Work required: One number is all that is asked for: the number of lines below that hold the string "icon".

(Collected data)
◇ ◇ ◇ ◇
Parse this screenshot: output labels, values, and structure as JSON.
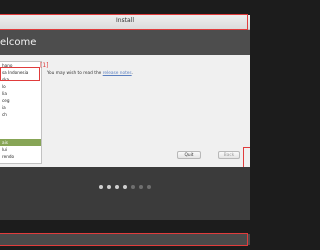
{
  "window": {
    "title": "Install"
  },
  "header": {
    "title": "elcome"
  },
  "languages": [
    {
      "label": "hano"
    },
    {
      "label": "sa Indonesia"
    },
    {
      "label": "ska"
    },
    {
      "label": "lo"
    },
    {
      "label": "lia"
    },
    {
      "label": "ceg"
    },
    {
      "label": "ia"
    },
    {
      "label": "ch"
    },
    {
      "label": ""
    },
    {
      "label": ""
    },
    {
      "label": ""
    },
    {
      "label": "ais"
    },
    {
      "label": "lui"
    },
    {
      "label": "rendo"
    }
  ],
  "selected_language_index": 11,
  "release_notes": {
    "prefix": "You may wish to read the ",
    "link": "release notes",
    "suffix": "."
  },
  "annotation": {
    "label": "[1]",
    "color": "#e03c3c"
  },
  "buttons": {
    "quit": "Quit",
    "back": "Back"
  },
  "progress": {
    "total_steps": 7,
    "completed_steps": 4
  },
  "colors": {
    "header_bg": "#4d4d4d",
    "selection": "#87a556",
    "annotation": "#e03c3c"
  }
}
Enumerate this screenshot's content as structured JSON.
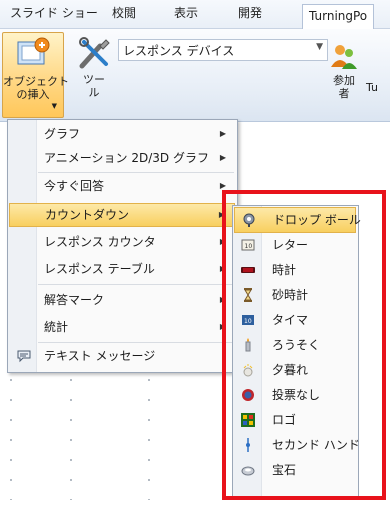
{
  "tabs": [
    "スライド ショー",
    "校閲",
    "表示",
    "開発",
    "TurningPo"
  ],
  "ribbon": {
    "insert_object_label": "オブジェクト\nの挿入",
    "tools_label": "ツー\nル",
    "device_combo_value": "レスポンス デバイス",
    "participants_label": "参加\n者",
    "turning_label": "Tu"
  },
  "menu": {
    "items": [
      {
        "label": "グラフ",
        "submenu": true
      },
      {
        "label": "アニメーション 2D/3D グラフ",
        "submenu": true
      },
      {
        "label": "今すぐ回答",
        "submenu": true
      },
      {
        "label": "カウントダウン",
        "submenu": true,
        "highlighted": true
      },
      {
        "label": "レスポンス カウンタ",
        "submenu": true
      },
      {
        "label": "レスポンス テーブル",
        "submenu": true
      },
      {
        "label": "解答マーク",
        "submenu": true
      },
      {
        "label": "統計",
        "submenu": true
      },
      {
        "label": "テキスト メッセージ",
        "submenu": false
      }
    ]
  },
  "submenu": {
    "items": [
      {
        "label": "ドロップ ボール",
        "icon": "drop-ball-icon",
        "highlighted": true
      },
      {
        "label": "レター",
        "icon": "letter-icon"
      },
      {
        "label": "時計",
        "icon": "clock-icon"
      },
      {
        "label": "砂時計",
        "icon": "hourglass-icon"
      },
      {
        "label": "タイマ",
        "icon": "timer-icon"
      },
      {
        "label": "ろうそく",
        "icon": "candle-icon"
      },
      {
        "label": "夕暮れ",
        "icon": "dusk-icon"
      },
      {
        "label": "投票なし",
        "icon": "no-vote-icon"
      },
      {
        "label": "ロゴ",
        "icon": "logo-icon"
      },
      {
        "label": "セカンド ハンド",
        "icon": "second-hand-icon"
      },
      {
        "label": "宝石",
        "icon": "gem-icon"
      }
    ]
  },
  "colors": {
    "highlight": "#f8cf5f",
    "annotation_box": "#e8121b"
  }
}
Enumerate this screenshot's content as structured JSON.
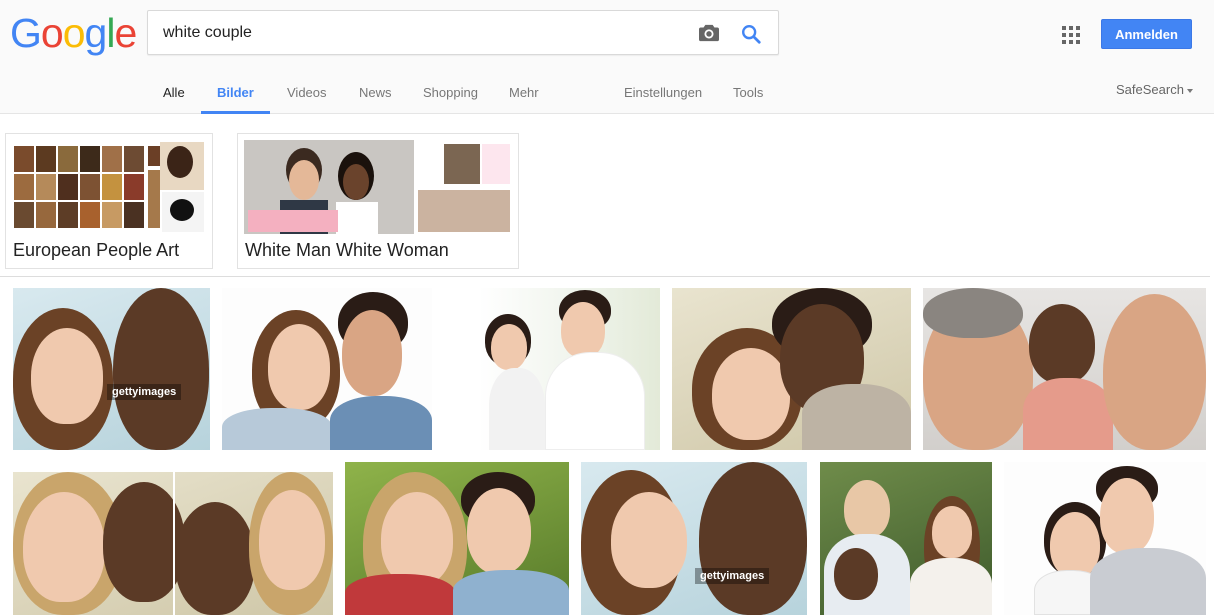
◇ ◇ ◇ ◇
Result of the exercise: 11